Turns out the split did us good, and it was as if we were two different people in Australia. Minus the pressures of the business we ran in South Africa, we were living an idyllic life.
Plus, in all fairness, he really appreciated the new panties and stuff, so we lived happily ever after.
For three months.
Then the bitching started. He expected me to do my share of the housework!
I was flabbergasted at his gall and seriously considered packing his arse off back to South Africa. After all, I still had the men I had been dating on speed dial lurking around, and there was still the sleazy motel I had not had the pleasure of visiting.
But marriage is a comprise I thought, so I compromised and got a cleaner who came in three times a week.
Problem solved, paradise regained and I was loving my sun-burnt country.
A few things have happened since:
The marriage ended years later.
Even though my speed dial doesn’t work, I am dating again.
I have bought more panties. Skanky ones.
I’m writing books and loving it. (21 books published, with two more on the horizon.)
I’m still loving Australia, I’m really loving my freedom and I’ve found my mojo again.
(I hope my ex-husband doesn’t read this, he’s not a bad guy. I hope my mother in law doesn’t read this, she’s not a …well, I hope she doesn’t read this. In fact, I hope nobody reads this.)
Anyway, happy Australia Day to all!
Australia Day Coastal Blog Hop
You must enter via Rafflecopter below. See the list of all the amazing Australian authors who are participating in this blog hop where you can win $1 million. Okay, fine, not $1 million. But …
$100 and 26 e-books (some print) from our generous authors
drawn Australia Day
So go on, visit all these bloody blogs, leave a bloody comment and enter the bloody draw.
What the bloody hell are you waiting for?
(That’s how I speak now. ‘Bloody’ everything. Cool, right? :))

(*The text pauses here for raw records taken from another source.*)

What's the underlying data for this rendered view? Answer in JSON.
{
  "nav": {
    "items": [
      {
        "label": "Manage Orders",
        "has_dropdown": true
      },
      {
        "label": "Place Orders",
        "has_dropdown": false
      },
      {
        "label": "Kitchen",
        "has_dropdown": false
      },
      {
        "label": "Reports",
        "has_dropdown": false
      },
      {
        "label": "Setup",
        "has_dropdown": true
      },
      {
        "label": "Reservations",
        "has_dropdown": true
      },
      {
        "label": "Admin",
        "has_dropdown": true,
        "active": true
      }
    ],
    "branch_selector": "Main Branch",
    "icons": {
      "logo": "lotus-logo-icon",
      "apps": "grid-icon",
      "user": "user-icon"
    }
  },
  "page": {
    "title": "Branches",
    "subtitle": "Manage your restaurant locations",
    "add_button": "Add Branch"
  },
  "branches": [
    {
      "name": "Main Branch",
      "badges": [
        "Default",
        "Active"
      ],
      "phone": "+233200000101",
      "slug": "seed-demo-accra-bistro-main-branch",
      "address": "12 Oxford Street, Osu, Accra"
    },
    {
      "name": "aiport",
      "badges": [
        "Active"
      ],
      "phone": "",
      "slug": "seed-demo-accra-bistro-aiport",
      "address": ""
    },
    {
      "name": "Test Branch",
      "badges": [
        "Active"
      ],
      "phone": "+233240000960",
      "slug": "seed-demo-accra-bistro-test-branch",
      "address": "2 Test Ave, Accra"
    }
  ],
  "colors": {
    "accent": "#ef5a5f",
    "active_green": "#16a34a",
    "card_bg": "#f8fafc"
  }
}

|January||6||Tima Maria Lacoba|
|January||8||Wendy L. Curtis|
|January||9||Jacqui Carling Rodgers|
|January||14||Ann B Harrison|
|January||26||Annie Seaton-Prize draw|